The memorable 14th International Conference of the GOYA took place in Hartford from August 28 through September 3, 1965. It was with great pride that the district GOYA held Saturday night vesper services in the unfinished new church, marking the first Liturgy held on Fairfield Avenue. The following Sunday morning, the Divine Liturgy was celebrated in Bushnell Park with Archbishop Iakovos officiating, assisted by The Right Reverend Bishop Silas, The Right Reverend Bishop Theodosios, with the Pastor of St. George Greek Orthodox Church of Hartford, The Reverend James Demetriades, acting as coordinator and advisor, and seventeen other Greek clergy from Connecticut and Western Massachusetts. A five hundred-voice choir inspired approximately four thousand people. During the winter of 1965-1966 and the following spring, construction progressed at the Fairfield Avenue site while church services continued at 182 Jefferson Street.
The first sacraments performed at St. George’s on Fairfield Avenue were the baptism of Efstathios Manousos on April 17, 1966 and the marriage of Persephone Wallace to Robert Edward Banker on April 17, 1966.
Under the faithful leadership of Philip Harovas, the beloved church on Jefferson Street was sold, culminating thirty-five years of fond memories. On September 1, 1966 the parish moved into the Fairfield Avenue building.

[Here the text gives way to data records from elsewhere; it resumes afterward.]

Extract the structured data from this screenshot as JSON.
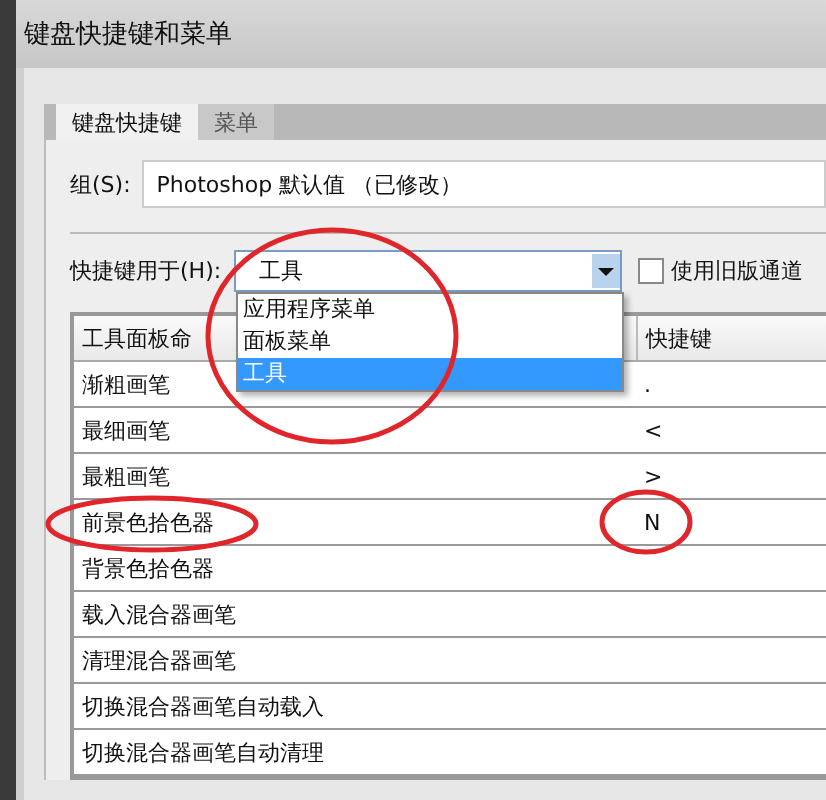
{
  "window": {
    "title": "键盘快捷键和菜单"
  },
  "tabs": [
    {
      "label": "键盘快捷键",
      "selected": true
    },
    {
      "label": "菜单",
      "selected": false
    }
  ],
  "group": {
    "label": "组(S):",
    "value": "Photoshop 默认值 （已修改）"
  },
  "shortcuts_for": {
    "label": "快捷键用于(H):",
    "value": "工具",
    "expanded": true,
    "options": [
      {
        "label": "应用程序菜单",
        "selected": false
      },
      {
        "label": "面板菜单",
        "selected": false
      },
      {
        "label": "工具",
        "selected": true
      }
    ]
  },
  "legacy_checkbox": {
    "label": "使用旧版通道",
    "checked": false
  },
  "table": {
    "columns": [
      "工具面板命",
      "快捷键"
    ],
    "rows": [
      {
        "command": "渐粗画笔",
        "shortcut": "."
      },
      {
        "command": "最细画笔",
        "shortcut": "<"
      },
      {
        "command": "最粗画笔",
        "shortcut": ">"
      },
      {
        "command": "前景色拾色器",
        "shortcut": "N"
      },
      {
        "command": "背景色拾色器",
        "shortcut": ""
      },
      {
        "command": "载入混合器画笔",
        "shortcut": ""
      },
      {
        "command": "清理混合器画笔",
        "shortcut": ""
      },
      {
        "command": "切换混合器画笔自动载入",
        "shortcut": ""
      },
      {
        "command": "切换混合器画笔自动清理",
        "shortcut": ""
      }
    ]
  }
}
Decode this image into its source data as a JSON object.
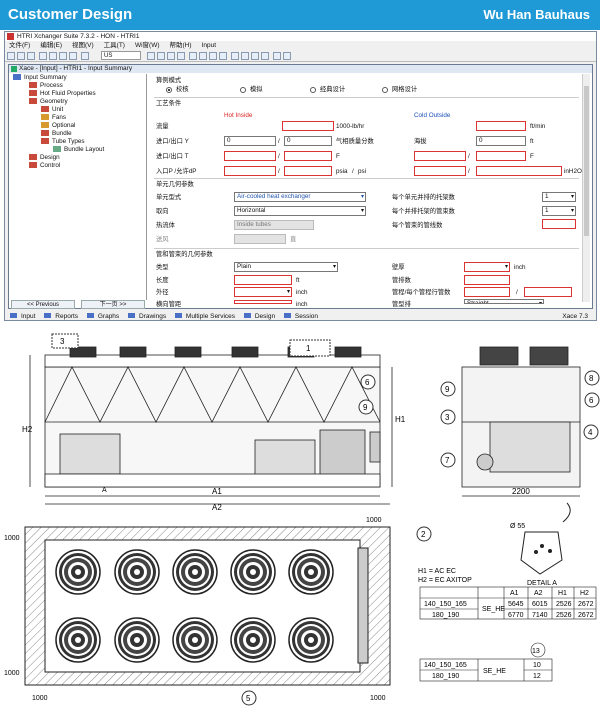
{
  "banner": {
    "left": "Customer Design",
    "right": "Wu Han Bauhaus"
  },
  "app": {
    "title": "HTRI Xchanger Suite 7.3.2 - HON - HTRI1",
    "menu": [
      "文件(F)",
      "编辑(E)",
      "视图(V)",
      "工具(T)",
      "Wi窗(W)",
      "帮助(H)",
      "Input"
    ],
    "units_select": "US",
    "child_title": "Xace - [Input] - HTRI1 - Input Summary",
    "version": "Xace 7.3"
  },
  "tree": [
    "Input Summary",
    "Process",
    "Hot Fluid Properties",
    "Geometry",
    "Unit",
    "Fans",
    "Optional",
    "Bundle",
    "Tube Types",
    "Bundle Layout",
    "Design",
    "Control"
  ],
  "tree_buttons": {
    "prev": "<< Previous",
    "next": "下一页 >>"
  },
  "form": {
    "calc_mode": "算例模式",
    "mode_options": [
      "校核",
      "模拟",
      "经典设计",
      "网格设计"
    ],
    "process_section": "工艺条件",
    "hot_inside": "Hot Inside",
    "cold_outside": "Cold Outside",
    "flow_label": "流量",
    "flow_unit": "1000-lb/hr",
    "cold_flow_unit": "ft/min",
    "inout_y": "进口/出口 Y",
    "val0a": "0",
    "val0b": "0",
    "quality": "气相质量分数",
    "altitude": "海拔",
    "ft": "ft",
    "inout_t": "进口/出口 T",
    "F": "F",
    "F2": "F",
    "pressure": "入口P /允许dP",
    "psia": "psia",
    "psi": "psi",
    "inh2o": "inH2O",
    "unit_section": "单元几何参数",
    "unit_type": "单元型式",
    "unit_type_val": "Air-cooled heat exchanger",
    "orient": "取向",
    "orient_val": "Horizontal",
    "fluid": "热流体",
    "fluid_val": "Inside tubes",
    "draft": "送风",
    "draft_unit": "直",
    "bays_label": "每个单元并排的托架数",
    "bays_val": "1",
    "bundles_label": "每个并排托架的管束数",
    "bundles_val": "1",
    "tubes_label": "每个管束的管线数",
    "tubes_val": "",
    "tube_section": "管和管束的几何参数",
    "tube_type": "类型",
    "tube_type_val": "Plain",
    "wall": "壁厚",
    "inch": "inch",
    "length": "长度",
    "ft3": "ft",
    "tube_rows": "管排数",
    "od": "外径",
    "inch2": "inch",
    "passes": "管程/每个管程行管数",
    "slash": "/",
    "pitch": "横向管距",
    "inch3": "inch",
    "pattern": "管型排",
    "pattern_val": "Straight"
  },
  "status_tabs": [
    "Input",
    "Reports",
    "Graphs",
    "Drawings",
    "Multiple Services",
    "Design",
    "Session"
  ],
  "drawing": {
    "callouts": [
      "3",
      "1",
      "6",
      "9",
      "2",
      "4",
      "5",
      "7",
      "8",
      "9",
      "6",
      "3"
    ],
    "dim_h2": "H2",
    "dim_h1": "H1",
    "dim_a1": "A1",
    "dim_a2": "A2",
    "dim_2200": "2200",
    "dim_1000s": [
      "1000",
      "1000",
      "1000",
      "1000",
      "1000"
    ],
    "detail_phi": "Ø 55",
    "detail_label": "DETAIL A",
    "a_label": "A",
    "legend1": "H1 = AC EC",
    "legend2": "H2 = EC AXITOP",
    "table1": {
      "headers": [
        "A1",
        "A2",
        "H1",
        "H2"
      ],
      "group": "SE_HE",
      "rows": [
        [
          "140_150_165",
          "5645",
          "6015",
          "2526",
          "2672"
        ],
        [
          "180_190",
          "6770",
          "7140",
          "2526",
          "2672"
        ]
      ]
    },
    "table2": {
      "header": "13",
      "group": "SE_HE",
      "rows": [
        [
          "140_150_165",
          "10"
        ],
        [
          "180_190",
          "12"
        ]
      ]
    }
  },
  "colors": {
    "banner": "#1f9ad6",
    "required": "#d22"
  }
}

Under the continued spiritual guidance of The Reverend James Demetriades and the dynamic chairmanship of Steve J. Costas, the great moment of consecrating the Fairfield Avenue Church complex occurred on October 12 and 13, 1968.